Technology Needs A Sense Of Humor

Everything shall be automated. Some people posit this as being a bad thing, and some people celebrate the convenience it represents. A giant car vending machine for me is closer to the kind of future I want – there is humor there, and it provides a welcome relief from the dystopian overtones. Unfortunately the likelihood of being able to bump the vending machine and get an extra car is probably pretty slim.

Wacky but practical machines is where we should be at, because to be honest the future seems fairly beige so far. If you think back to the fifties and the sixties, and even the seventies, the designs for the future were pretty out there. I don’t think that it was all the drugs that made this popular – I think that there was a lot more of a problem solving mindset being employed, that saw the problems as being surmountable if you just sat down and thought about it.

I love the mad scientist aspects that Elon Musk brings to the game, and Richard Bransen has some of that going on too. We need pitch battles of intellect between figures like Edison and Tesla to inspire new generations of thinkers. Stephen Hawking represented a very big source of inspiration for people, and his announcements would generate a lot of interest. Keeping things moving along and people thinking outside the box is very conducive to solving problems in ways that we might not have thought of otherwise.

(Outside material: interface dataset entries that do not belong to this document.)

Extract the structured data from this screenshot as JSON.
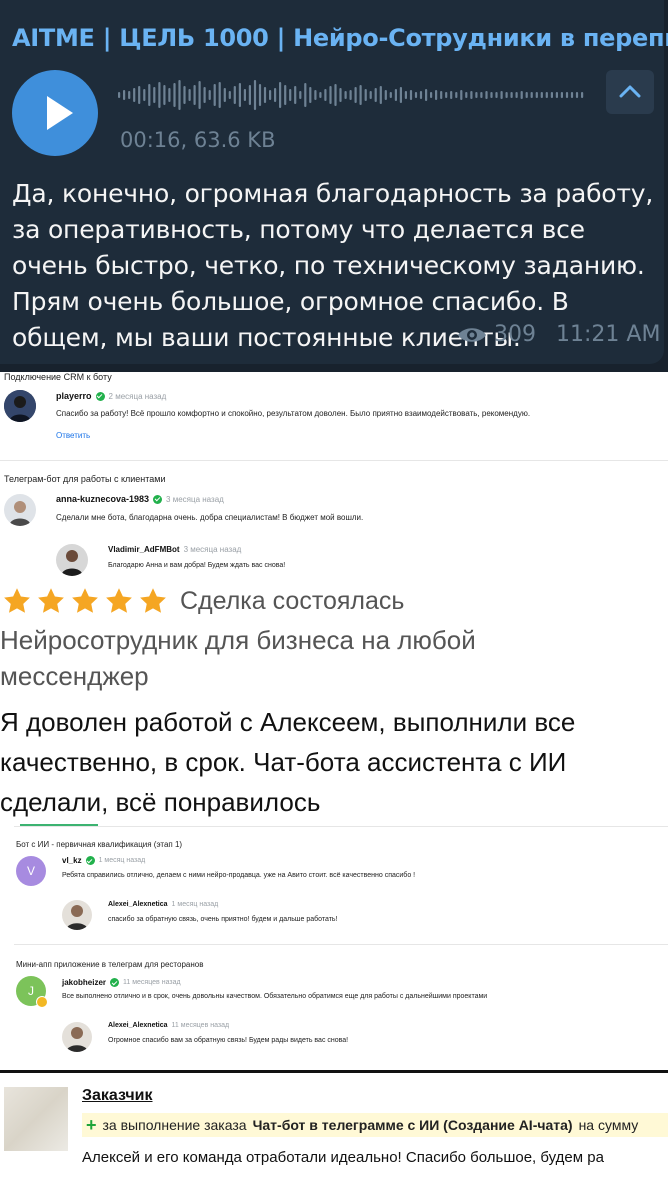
{
  "telegram": {
    "channel_title": "AITME | ЦЕЛЬ 1000 | Нейро-Сотрудники в перепи...",
    "voice_meta": "00:16, 63.6 KB",
    "message_text": "Да, конечно, огромная благодарность за работу, за оперативность, потому что делается все очень быстро, четко, по техническому заданию. Прям очень большое, огромное спасибо. В общем, мы ваши постоянные клиенты.",
    "views": "309",
    "time": "11:21 AM",
    "colors": {
      "background": "#1e2c3a",
      "accent": "#6ab3f3",
      "play_button": "#3f8fdb"
    }
  },
  "review_block_1": {
    "section_1_title": "Подключение CRM к боту",
    "review_1": {
      "author": "playerro",
      "date": "2 месяца назад",
      "text": "Спасибо за работу! Всё прошло комфортно и спокойно, результатом доволен. Было приятно взаимодействовать, рекомендую.",
      "reply_link": "Ответить"
    },
    "section_2_title": "Телеграм-бот для работы с клиентами",
    "review_2": {
      "author": "anna-kuznecova-1983",
      "date": "3 месяца назад",
      "text": "Сделали мне бота, благодарна очень. добра специалистам! В бюджет мой вошли."
    },
    "reply_2": {
      "author": "Vladimir_AdFMBot",
      "date": "3 месяца назад",
      "text": "Благодарю Анна и вам добра! Будем ждать вас снова!"
    }
  },
  "deal_review": {
    "stars": 5,
    "status": "Сделка состоялась",
    "title": "Нейросотрудник для бизнеса на любой мессенджер",
    "text": "Я доволен работой с Алексеем, выполнили все качественно, в срок. Чат-бота ассистента с ИИ сделали, всё понравилось",
    "star_color": "#f5a623"
  },
  "review_block_2": {
    "section_1_title": "Бот с ИИ - первичная квалификация (этап 1)",
    "review_1": {
      "avatar_letter": "V",
      "author": "vl_kz",
      "date": "1 месяц назад",
      "text": "Ребята справились отлично, делаем с ними нейро-продавца. уже на Авито стоит. всё качественно спасибо !"
    },
    "reply_1": {
      "author": "Alexei_Alexnetica",
      "date": "1 месяц назад",
      "text": "спасибо за обратную связь, очень приятно! будем и дальше работать!"
    },
    "section_2_title": "Мини-апп приложение в телеграм для ресторанов",
    "review_2": {
      "avatar_letter": "J",
      "author": "jakobheizer",
      "date": "11 месяцев назад",
      "text": "Все выполнено отлично и в срок, очень довольны качеством. Обязательно обратимся еще для работы с дальнейшими проектами"
    },
    "reply_2": {
      "author": "Alexei_Alexnetica",
      "date": "11 месяцев назад",
      "text": "Огромное спасибо вам за обратную связь! Будем рады видеть вас снова!"
    }
  },
  "customer_review": {
    "label": "Заказчик",
    "prefix": "за выполнение заказа",
    "order_title": "Чат-бот в телеграмме с ИИ (Создание AI-чата)",
    "suffix": "на сумму",
    "text": "Алексей и его команда отработали идеально! Спасибо большое, будем ра"
  }
}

It is always interesting to see how much interest the science community has in science fiction, and vice versa – almost as if imagination primes the pump, for the real work of science. Arthur C. Clarke, Star Trek, Batman – there are a number of people and shows working in the realms of imagination that are sources of direct inspiration  for scientific developments.

Lets Build A Fun Future!

I always wondered why there weren’t more production lines spun out of concept cars, but aspects of these designs seem to slowly filter through. Cars used to seem so much more interesting in the fifties, with all those muscle cars, and each automobile maker invested in creating something that looked and felt different – nowadays, without a badge on the front you could pass through the sea of SUVs and not be faulted for failing to know which was which.

I am not sure I like living in an era where all the significant changes are under the hood – it is my biggest problem with Apple – that things still look the same, and only the software and the internal hardware changes. I liked the flare that Jobs provided – giving us an aesthetic as much as a functional object. Most computers are kind of ugly boxes that are carrying cases for a portal via which you can access the world – Jobs used to communicate the magic in this. Musk does some of that. Bransen does some of that. But there is not enough.

I suppose beige is cheap. Magnolia paint is cheap. Burgers are cheap. Find the mold and pump it out, and everyone will love the cookie-cutter product. We should be worried less about being taken over by robots than becoming robots. you have to throw the human in there – have to throw the curveball; have to promote the sense of humor, and save the whole enterprise from being a snorefest. Put cat ears and eyes on your car vending machine.